Turner, Megan Whalen. The Thief: The Queen's Thief, Book 1.
This YA book is a delightful! My first book for Carl's Once Upon a Time Challenge III proved to be exciting and fun with several great characters.
Gen, a young professional thief, finds himself incarcerated in prison for not only stealing the king's seal, but bragging about it to one of the kingdom's spies. The king's magus decides to release Gen and to use his skills to steal Hamiathes's Gift, a stone given by one of the gods that confers the right to rule on the possessor.
Gen, a filthy charmer, complains and carries on throughout the trip, alternately annoying and surprising his companions. He is funny, witty, whining, egoistical, clever, and clear-sighted-- immediately sizing up his fellow travelers. He refers to Ambiades and Sophos, the other two young people on the journey, as Useless the Elder and Useless the Younger.

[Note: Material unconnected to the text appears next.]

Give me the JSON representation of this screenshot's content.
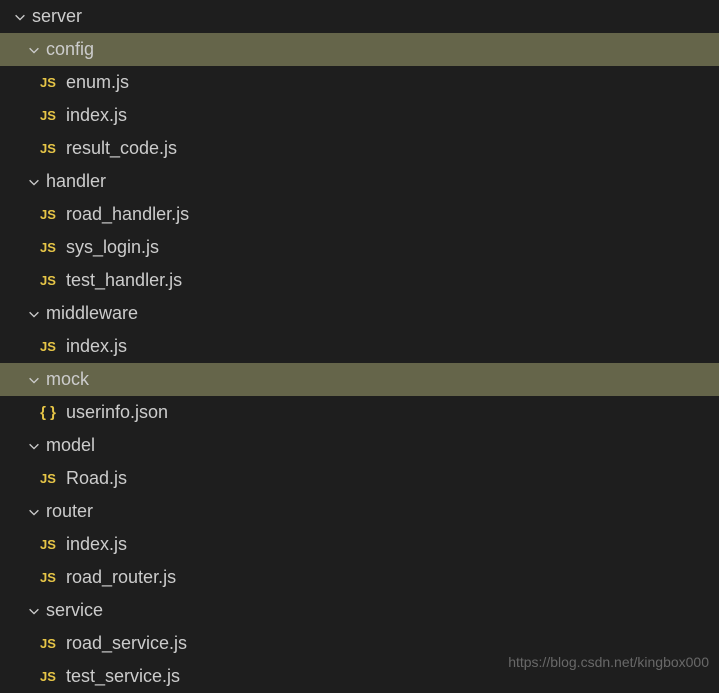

A sort of hero's journey with an unlikely hero, this tale has as much emphasis on the characters as on the events. The quest is important and has some exciting moments, but the joy in the book is the characterization and wonderful dialogue.
I really enjoyed the myths associated with Hamiathes, Eugenides, and the gods, as told by either the magus or by Gen. Gen often contradicts the magus, professing to know more about the myths than the magus, which the magus finds amusing. Gen will occasionally win admiration from his companions and then turn around and lose all the ground he gains by stealing food or by other behavior that highlights his lower class sensibilities.

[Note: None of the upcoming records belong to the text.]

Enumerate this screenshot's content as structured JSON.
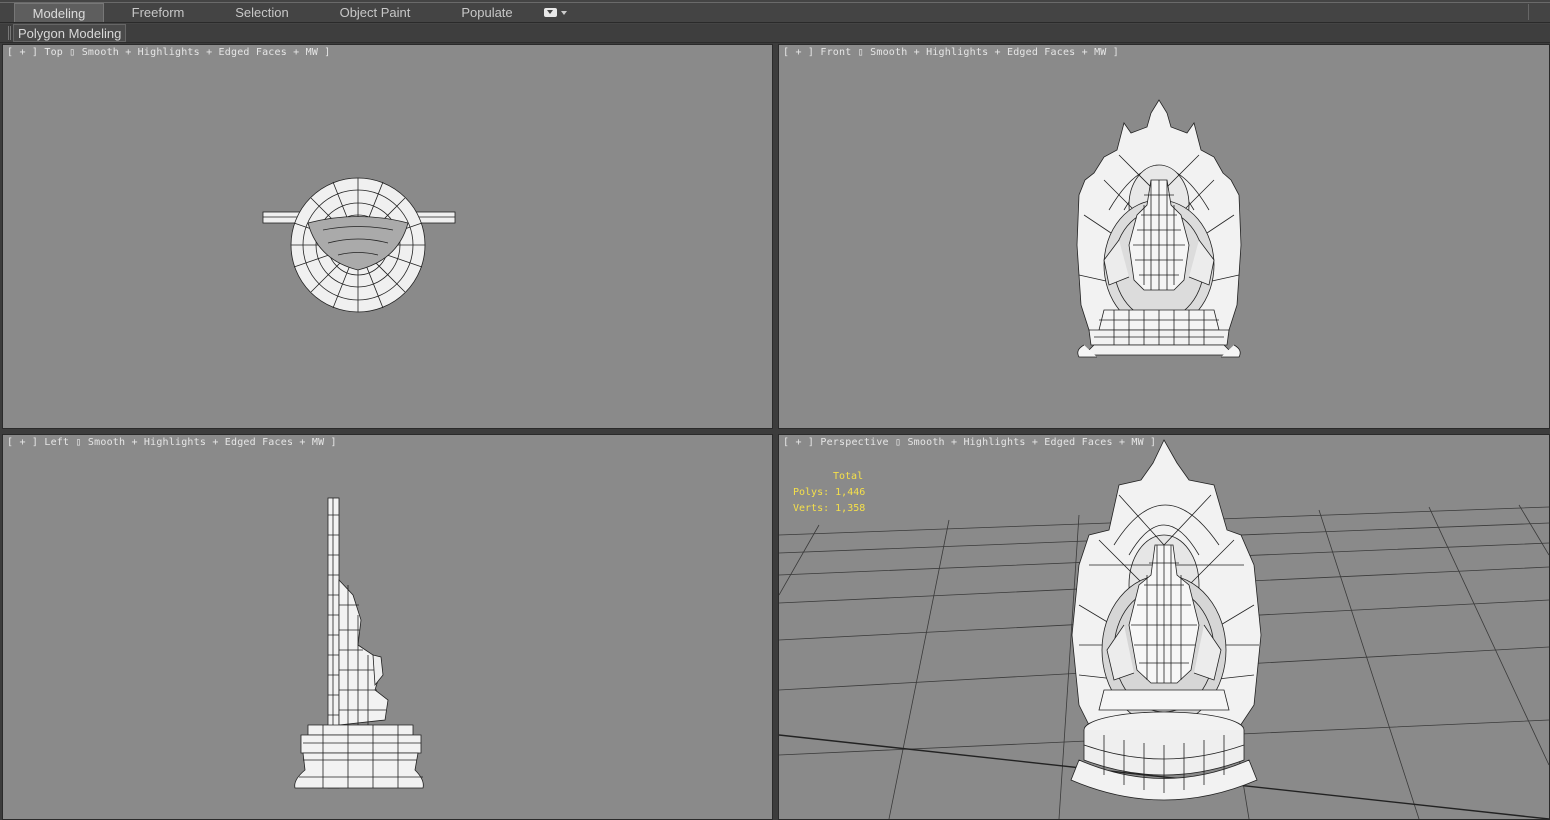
{
  "ribbon": {
    "tabs": [
      {
        "label": "Modeling",
        "active": true
      },
      {
        "label": "Freeform",
        "active": false
      },
      {
        "label": "Selection",
        "active": false
      },
      {
        "label": "Object Paint",
        "active": false
      },
      {
        "label": "Populate",
        "active": false
      }
    ],
    "panel_label": "Polygon Modeling"
  },
  "viewports": {
    "top": {
      "plus": "[ + ]",
      "view": "Top",
      "shading": "Smooth + Highlights + Edged Faces + MW ]"
    },
    "front": {
      "plus": "[ + ]",
      "view": "Front",
      "shading": "Smooth + Highlights + Edged Faces + MW ]"
    },
    "left": {
      "plus": "[ + ]",
      "view": "Left",
      "shading": "Smooth + Highlights + Edged Faces + MW ]"
    },
    "perspective": {
      "plus": "[ + ]",
      "view": "Perspective",
      "shading": "Smooth + Highlights + Edged Faces + MW ]",
      "stats": {
        "header": "Total",
        "polys_label": "Polys:",
        "polys": "1,446",
        "verts_label": "Verts:",
        "verts": "1,358"
      }
    }
  },
  "colors": {
    "viewport_bg": "#8a8a8a",
    "stats_text": "#f5e04a",
    "mesh_fill": "#f2f2f2",
    "mesh_edge": "#222222",
    "grid_line": "#3a3a3a"
  },
  "icons": [
    "ribbon-dropdown-icon"
  ]
}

As with all good YA fiction, this book appeals to adults as well. It was a Newberry Honor Book in 1997 and deservedly so, as Turner does such a marvelous job with the characters and the plot. There is a section called Extras at the end of the book that includes a wonderful section about Turner's inspiration and her favorite books and authors.
I did not want the book to end and am delighted to know that there are two more in the series. And I've already ordered them!
Other reviews: Angieville, Literary Fangirl...
Fiction. Fantasy. 1996. 280 pages